**WHAT YOU HAVE TO DO:** Locate each line with the string "JSON" in the listing below and copy it.

**MATERIAL PROVIDED:**
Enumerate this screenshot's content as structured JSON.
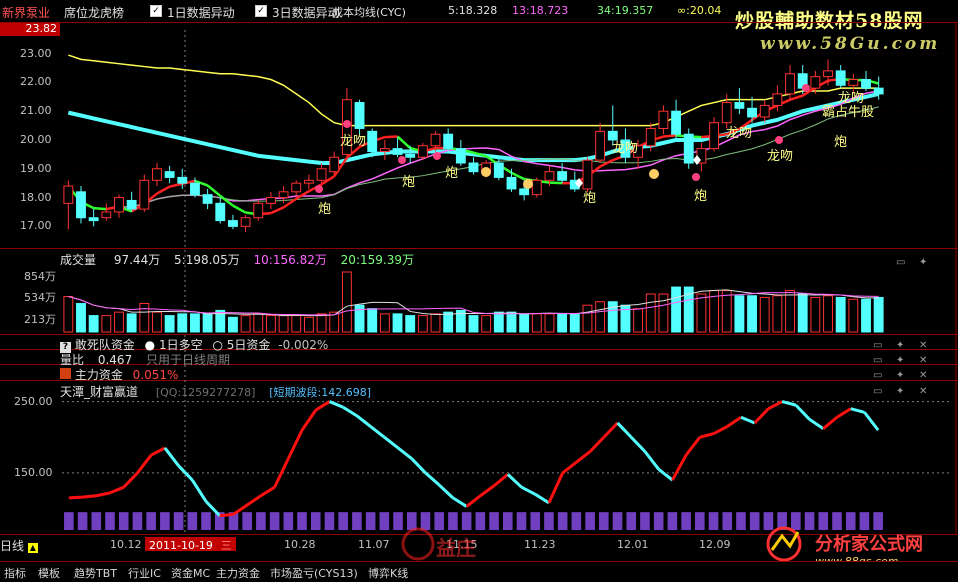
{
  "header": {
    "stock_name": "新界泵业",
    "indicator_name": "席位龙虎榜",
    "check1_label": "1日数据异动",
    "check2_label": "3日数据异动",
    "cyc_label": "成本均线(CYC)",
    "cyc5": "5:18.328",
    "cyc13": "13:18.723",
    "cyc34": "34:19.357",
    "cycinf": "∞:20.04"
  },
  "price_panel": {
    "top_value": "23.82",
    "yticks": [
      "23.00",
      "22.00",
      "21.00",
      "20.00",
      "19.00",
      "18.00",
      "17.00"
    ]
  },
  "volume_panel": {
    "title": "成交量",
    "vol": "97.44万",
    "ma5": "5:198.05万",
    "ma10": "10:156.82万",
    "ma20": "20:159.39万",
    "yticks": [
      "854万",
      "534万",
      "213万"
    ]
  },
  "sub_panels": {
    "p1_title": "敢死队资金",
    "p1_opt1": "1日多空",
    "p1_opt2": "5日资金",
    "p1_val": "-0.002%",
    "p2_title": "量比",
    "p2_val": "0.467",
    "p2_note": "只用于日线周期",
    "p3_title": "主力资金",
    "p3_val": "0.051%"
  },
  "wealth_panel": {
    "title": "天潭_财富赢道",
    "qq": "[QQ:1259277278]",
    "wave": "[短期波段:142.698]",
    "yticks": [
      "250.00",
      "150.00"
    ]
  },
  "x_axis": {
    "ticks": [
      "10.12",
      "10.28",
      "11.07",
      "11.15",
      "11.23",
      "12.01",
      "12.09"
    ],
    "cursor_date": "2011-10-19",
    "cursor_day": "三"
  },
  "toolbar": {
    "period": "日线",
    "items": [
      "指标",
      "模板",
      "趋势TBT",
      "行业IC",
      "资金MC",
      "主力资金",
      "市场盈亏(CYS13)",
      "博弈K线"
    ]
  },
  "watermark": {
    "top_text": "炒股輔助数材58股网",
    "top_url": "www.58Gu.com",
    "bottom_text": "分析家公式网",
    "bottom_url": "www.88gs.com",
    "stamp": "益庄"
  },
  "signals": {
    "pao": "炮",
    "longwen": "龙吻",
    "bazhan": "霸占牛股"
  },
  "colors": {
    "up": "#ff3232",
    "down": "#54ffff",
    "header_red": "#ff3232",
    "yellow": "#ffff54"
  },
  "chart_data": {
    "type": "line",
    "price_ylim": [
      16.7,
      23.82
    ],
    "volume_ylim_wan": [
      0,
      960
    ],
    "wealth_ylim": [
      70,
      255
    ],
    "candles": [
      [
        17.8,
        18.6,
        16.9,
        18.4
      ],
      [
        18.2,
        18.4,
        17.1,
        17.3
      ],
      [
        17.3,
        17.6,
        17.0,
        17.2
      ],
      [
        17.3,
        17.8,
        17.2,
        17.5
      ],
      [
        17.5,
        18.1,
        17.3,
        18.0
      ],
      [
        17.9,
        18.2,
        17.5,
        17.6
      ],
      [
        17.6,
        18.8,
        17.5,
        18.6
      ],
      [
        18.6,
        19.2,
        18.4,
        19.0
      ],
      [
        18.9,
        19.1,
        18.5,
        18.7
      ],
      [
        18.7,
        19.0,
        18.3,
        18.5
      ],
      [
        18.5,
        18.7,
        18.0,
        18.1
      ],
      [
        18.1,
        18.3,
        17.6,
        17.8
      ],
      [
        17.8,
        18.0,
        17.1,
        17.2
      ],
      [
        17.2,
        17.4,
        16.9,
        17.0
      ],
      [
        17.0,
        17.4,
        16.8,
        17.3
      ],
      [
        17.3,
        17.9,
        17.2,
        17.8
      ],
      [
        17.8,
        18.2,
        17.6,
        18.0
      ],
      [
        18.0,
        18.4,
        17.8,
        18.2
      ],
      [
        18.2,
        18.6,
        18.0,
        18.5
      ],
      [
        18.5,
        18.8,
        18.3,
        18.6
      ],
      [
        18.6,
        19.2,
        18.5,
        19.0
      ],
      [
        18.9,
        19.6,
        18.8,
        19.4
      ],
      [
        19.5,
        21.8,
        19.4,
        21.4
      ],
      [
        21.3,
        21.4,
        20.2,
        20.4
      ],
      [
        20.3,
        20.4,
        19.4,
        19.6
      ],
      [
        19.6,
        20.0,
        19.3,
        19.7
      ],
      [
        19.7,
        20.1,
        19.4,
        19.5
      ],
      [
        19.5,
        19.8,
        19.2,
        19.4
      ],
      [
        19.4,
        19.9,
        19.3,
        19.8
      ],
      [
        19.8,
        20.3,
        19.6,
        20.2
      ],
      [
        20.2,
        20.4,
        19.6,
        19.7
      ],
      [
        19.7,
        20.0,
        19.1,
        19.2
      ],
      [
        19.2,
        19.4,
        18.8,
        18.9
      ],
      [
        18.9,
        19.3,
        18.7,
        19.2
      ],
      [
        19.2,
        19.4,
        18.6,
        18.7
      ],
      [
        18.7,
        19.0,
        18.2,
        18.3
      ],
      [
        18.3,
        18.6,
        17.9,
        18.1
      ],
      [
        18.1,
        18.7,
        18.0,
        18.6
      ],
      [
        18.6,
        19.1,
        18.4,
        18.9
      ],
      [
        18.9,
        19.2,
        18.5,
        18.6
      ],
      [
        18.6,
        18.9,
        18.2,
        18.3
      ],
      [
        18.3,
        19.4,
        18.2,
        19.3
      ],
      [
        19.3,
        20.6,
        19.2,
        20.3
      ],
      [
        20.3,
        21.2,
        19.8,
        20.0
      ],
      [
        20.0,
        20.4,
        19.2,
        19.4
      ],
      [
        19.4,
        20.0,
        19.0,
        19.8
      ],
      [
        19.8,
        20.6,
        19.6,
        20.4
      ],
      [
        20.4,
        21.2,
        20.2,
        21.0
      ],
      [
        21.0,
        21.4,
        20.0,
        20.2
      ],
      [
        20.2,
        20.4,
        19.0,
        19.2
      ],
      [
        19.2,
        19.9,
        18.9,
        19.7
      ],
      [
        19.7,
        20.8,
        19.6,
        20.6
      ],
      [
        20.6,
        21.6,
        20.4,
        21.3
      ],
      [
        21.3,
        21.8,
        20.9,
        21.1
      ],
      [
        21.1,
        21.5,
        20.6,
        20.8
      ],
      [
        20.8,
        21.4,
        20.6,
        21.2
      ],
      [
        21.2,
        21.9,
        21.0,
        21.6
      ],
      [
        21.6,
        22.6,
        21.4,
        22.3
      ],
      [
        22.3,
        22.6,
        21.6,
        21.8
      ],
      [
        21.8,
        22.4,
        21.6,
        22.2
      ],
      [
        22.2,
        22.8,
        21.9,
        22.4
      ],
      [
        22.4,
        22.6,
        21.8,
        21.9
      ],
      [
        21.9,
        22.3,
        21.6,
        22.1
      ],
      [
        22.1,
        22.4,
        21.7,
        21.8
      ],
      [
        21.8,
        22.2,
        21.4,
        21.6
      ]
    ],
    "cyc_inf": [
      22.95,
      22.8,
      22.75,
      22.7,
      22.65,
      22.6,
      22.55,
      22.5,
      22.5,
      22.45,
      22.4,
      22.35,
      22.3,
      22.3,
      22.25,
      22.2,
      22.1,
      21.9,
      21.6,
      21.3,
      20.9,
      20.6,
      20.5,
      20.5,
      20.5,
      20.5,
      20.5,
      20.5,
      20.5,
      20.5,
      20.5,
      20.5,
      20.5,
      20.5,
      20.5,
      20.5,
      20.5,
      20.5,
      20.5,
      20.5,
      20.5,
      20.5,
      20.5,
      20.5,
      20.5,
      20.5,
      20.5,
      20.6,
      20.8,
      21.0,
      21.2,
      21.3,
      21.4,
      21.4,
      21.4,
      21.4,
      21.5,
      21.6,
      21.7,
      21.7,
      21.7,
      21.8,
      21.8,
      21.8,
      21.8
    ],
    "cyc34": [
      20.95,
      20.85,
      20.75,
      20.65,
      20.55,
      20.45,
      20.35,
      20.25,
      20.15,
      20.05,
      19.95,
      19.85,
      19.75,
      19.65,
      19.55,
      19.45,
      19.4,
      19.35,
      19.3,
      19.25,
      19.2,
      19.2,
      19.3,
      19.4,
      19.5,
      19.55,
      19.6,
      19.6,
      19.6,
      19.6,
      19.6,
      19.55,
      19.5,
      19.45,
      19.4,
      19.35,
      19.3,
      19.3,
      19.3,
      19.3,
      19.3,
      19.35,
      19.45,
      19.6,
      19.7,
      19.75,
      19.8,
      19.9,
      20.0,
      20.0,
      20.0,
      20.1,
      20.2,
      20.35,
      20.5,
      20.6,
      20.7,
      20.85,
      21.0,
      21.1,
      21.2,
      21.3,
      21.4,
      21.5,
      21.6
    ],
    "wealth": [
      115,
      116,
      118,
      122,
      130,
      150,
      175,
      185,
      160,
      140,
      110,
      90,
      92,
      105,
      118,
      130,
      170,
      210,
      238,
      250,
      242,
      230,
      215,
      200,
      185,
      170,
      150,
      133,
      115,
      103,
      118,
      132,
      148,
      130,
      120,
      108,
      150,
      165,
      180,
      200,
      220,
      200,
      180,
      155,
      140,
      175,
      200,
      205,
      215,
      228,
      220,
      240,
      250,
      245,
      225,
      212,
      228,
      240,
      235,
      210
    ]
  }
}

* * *

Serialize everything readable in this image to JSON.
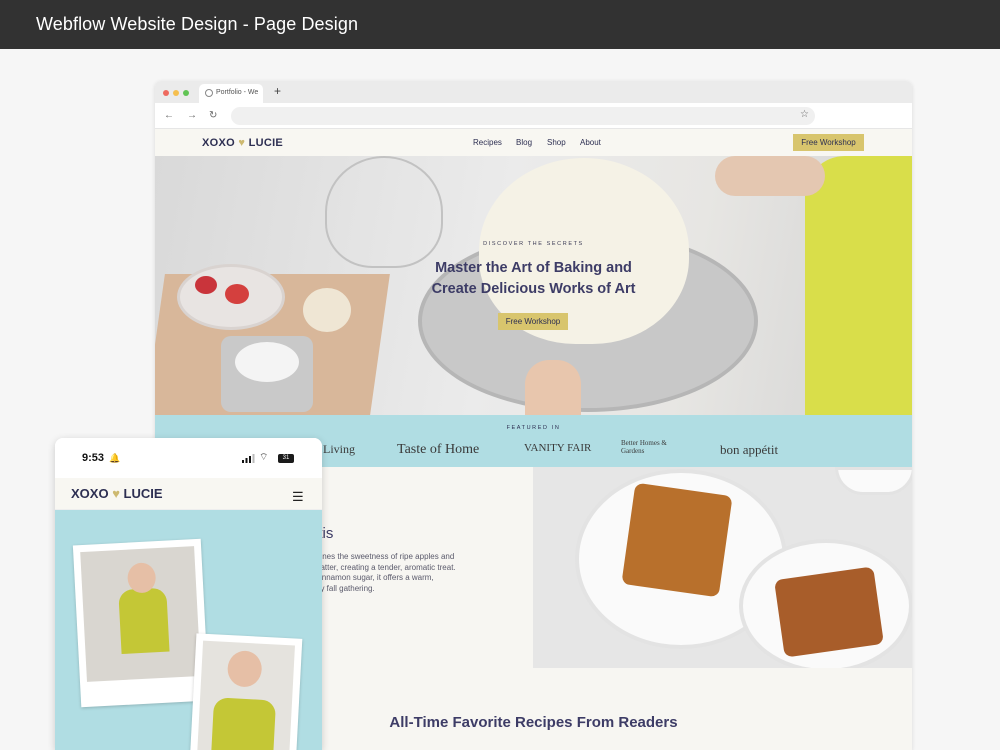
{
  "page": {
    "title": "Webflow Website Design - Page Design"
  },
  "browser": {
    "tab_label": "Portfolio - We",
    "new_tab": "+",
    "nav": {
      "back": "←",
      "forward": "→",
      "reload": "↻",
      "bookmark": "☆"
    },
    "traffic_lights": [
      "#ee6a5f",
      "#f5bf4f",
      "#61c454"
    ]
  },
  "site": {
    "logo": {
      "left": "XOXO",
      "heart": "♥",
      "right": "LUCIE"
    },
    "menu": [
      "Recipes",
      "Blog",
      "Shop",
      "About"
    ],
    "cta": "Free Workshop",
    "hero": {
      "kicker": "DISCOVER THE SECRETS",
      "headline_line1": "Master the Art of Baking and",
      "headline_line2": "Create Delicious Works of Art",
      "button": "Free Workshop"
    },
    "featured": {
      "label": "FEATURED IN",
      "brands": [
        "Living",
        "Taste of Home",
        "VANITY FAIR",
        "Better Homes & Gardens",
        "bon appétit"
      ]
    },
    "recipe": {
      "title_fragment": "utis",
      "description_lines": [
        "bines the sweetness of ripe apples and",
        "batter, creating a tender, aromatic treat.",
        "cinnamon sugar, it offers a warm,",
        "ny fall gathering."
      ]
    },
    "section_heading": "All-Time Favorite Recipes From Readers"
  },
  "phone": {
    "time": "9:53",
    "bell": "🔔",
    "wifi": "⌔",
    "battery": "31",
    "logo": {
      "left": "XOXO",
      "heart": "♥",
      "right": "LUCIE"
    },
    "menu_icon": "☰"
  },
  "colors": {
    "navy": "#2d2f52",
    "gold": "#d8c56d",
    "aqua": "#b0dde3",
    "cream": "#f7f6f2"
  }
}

**RESPONSE FOR THIS EXERCISE:**
Enumerate this screenshot's content as structured JSON.
Serialize everything readable in this image to JSON.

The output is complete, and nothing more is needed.